The impact of coronavirus has been swift and devastating to those directly affected. However the indirect consequences of coronavirus to global systems and networks could add further pain. Specifically, what impact will coronavirus have on global supply chains?
What impact has it already had?
Analysts have warned that manufacturing activity in China could face significant disruption due to coronavirus. IndustryWeek states that Apple has 10,000 direct employees in China with almost all of the company’s flagship iPhone products made in the country. Business Insider reports that US car manufacturer Ford relies on nine auto manufacturer facilities in China.
Indeed, auto manufacturers could be hardest hit. The Financial Times reported in early February that EU and US carmakers were “weeks away” from a China parts shortage. Hyundai has already closed a plant in South Korea due to supply chain problems relating to coronavirus.
SARS was very different
Making comparisons to the SARS outbreak in 2002/2003 is difficult for a variety of reasons, not least because China is a very different country today than it was 17 years ago. But what is clear is that the impact of coronavirus will be more severe than SARS.
China’s share of global exports has more than doubled from just under 6% in 2003 to nearly 13% in 2018 according to OECD and World Bank data. As Chan Chun Sing, Singapore’s Minister for Trade and Industry told CNBC “Today, China is not just producing low-end, low-value products, they are also in the supply chains of many of the high-end products. And that means that the impact on the supply chains will be significant across the entire globe.”
SARS curtailed China’s economic growth by 0.5 – 1% in 2003, yet the country still experienced overall GDP growth of 9.1% for that year. Meanwhile for Q1 2020, economists are forecasting more significant reductions: JP Morgan slashed quarterly growth forecasts to 4.9% whilst Bloomberg Economics are forecasting just 4.5% growth. These compare to a previous World Bank forecast of 5.9% growth, much lower than the near double digit rates of the early 2000s.
Why does this matter? Because a slowdown in China will affect the global economy. The country accounted for just over 4% of global GDP in 2003. By 2018, it accounted for nearly 16%. The global supply chain is not just vulnerable to China’s position as the world’s largest producer of goods and parts, but also as the world’s second largest consumer. Weaker demand from China will further complicate the impact on global supply chains.
A faster response
China is eager to show it has learned lessons from SARS. The response this time has been much quicker and there are reasons to believe a more extreme containment strategy could work.
An article by ‘The Conversation’ explains how China’s reliance on public transport makes it easier to patrol entry points to major cities. The size and density of Chinese cities makes it difficult to leave an urban area without taking public transport. The rapid construction of two new hospitals in the city of Wuhan points to the extraordinary capability and determination of China to contain coronavirus.
Containment is important for disrupted supply chains as they can only return to normal once the virus stops spreading. China’s response therefore could result in a shorter period of supply chain interruption, albeit with a negative social and economic impact to consider in the short term.
Lessons for the future
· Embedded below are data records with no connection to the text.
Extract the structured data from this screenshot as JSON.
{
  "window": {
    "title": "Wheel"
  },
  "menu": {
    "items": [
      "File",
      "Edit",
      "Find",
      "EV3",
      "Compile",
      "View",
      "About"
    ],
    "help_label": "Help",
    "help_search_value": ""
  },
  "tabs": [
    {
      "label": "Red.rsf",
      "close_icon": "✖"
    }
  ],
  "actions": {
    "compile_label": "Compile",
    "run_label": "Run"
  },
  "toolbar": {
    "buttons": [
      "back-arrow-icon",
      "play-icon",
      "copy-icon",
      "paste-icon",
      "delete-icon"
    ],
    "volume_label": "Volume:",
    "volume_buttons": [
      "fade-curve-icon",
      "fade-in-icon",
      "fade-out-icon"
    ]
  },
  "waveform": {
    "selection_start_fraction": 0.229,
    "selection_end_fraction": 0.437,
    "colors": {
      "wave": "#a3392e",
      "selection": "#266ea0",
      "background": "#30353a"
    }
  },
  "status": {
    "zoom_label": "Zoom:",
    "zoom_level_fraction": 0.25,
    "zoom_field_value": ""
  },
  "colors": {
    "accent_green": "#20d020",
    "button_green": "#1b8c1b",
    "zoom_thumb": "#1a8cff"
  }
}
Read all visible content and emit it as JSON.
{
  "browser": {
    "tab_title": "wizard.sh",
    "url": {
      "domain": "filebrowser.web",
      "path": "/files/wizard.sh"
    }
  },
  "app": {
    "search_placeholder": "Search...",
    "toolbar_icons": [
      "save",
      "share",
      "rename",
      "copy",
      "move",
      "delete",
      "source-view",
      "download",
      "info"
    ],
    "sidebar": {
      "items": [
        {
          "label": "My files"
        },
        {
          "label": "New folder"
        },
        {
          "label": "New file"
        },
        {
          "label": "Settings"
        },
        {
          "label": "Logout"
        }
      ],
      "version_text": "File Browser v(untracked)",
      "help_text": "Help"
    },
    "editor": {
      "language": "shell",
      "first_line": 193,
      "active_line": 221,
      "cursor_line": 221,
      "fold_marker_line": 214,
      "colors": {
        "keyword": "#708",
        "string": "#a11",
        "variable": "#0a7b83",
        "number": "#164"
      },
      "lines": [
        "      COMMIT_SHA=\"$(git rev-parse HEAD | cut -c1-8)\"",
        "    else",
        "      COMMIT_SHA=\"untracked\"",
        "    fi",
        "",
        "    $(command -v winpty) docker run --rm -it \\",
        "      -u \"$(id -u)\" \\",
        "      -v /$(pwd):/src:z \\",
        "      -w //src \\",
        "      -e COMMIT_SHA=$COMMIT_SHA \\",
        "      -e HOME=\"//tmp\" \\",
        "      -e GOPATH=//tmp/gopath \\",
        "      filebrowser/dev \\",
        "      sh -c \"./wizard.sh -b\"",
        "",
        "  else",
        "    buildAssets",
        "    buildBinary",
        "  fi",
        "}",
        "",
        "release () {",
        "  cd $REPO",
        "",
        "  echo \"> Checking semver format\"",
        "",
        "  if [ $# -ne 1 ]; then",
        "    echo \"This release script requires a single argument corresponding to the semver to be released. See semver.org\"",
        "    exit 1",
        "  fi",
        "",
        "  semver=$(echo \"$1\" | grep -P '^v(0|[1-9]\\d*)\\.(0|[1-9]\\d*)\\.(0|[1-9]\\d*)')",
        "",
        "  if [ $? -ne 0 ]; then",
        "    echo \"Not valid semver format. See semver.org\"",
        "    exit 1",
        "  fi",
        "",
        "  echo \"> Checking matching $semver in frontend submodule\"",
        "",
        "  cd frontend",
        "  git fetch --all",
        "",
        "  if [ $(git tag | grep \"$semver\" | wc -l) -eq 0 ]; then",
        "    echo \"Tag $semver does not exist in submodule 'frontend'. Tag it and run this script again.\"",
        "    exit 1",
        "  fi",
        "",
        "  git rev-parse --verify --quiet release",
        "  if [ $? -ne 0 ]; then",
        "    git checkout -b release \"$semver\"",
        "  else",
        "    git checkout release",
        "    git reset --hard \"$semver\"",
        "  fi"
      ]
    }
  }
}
Coronavirus is not the first public health emergency to impact global networks, but its severity highlights a need for greater supply chain diversification and visibility. Chan Chun Sing points to coronavirus as “a very good lesson for everyone to really look at the supply chain resilience.” Natural disasters similarly prove this point: the 2011 Tōhoku earthquake in Japan exposed the dependence of global motor vehicle companies on auto parts manufacturing in the country.
Diversification can succeed with the right strategy. Greater visibility into complex supply chain activity will equip organisations with the knowledge to reduce supplier exposure and risk. New technologies are emerging that allow conglomerates to manage partnerships with a wider range of suppliers, from global corporations to smaller start-ups. Data even suggests that supplier diversity can help reduce costs through fewer out-of-contract purchases.
A growing number of organisations are now incorporating diversity and visibility into their wider supplier collaboration and innovation programmes. But as the situation with coronavirus develops, the question is whether many more organisations will learn the lessons of the past and present.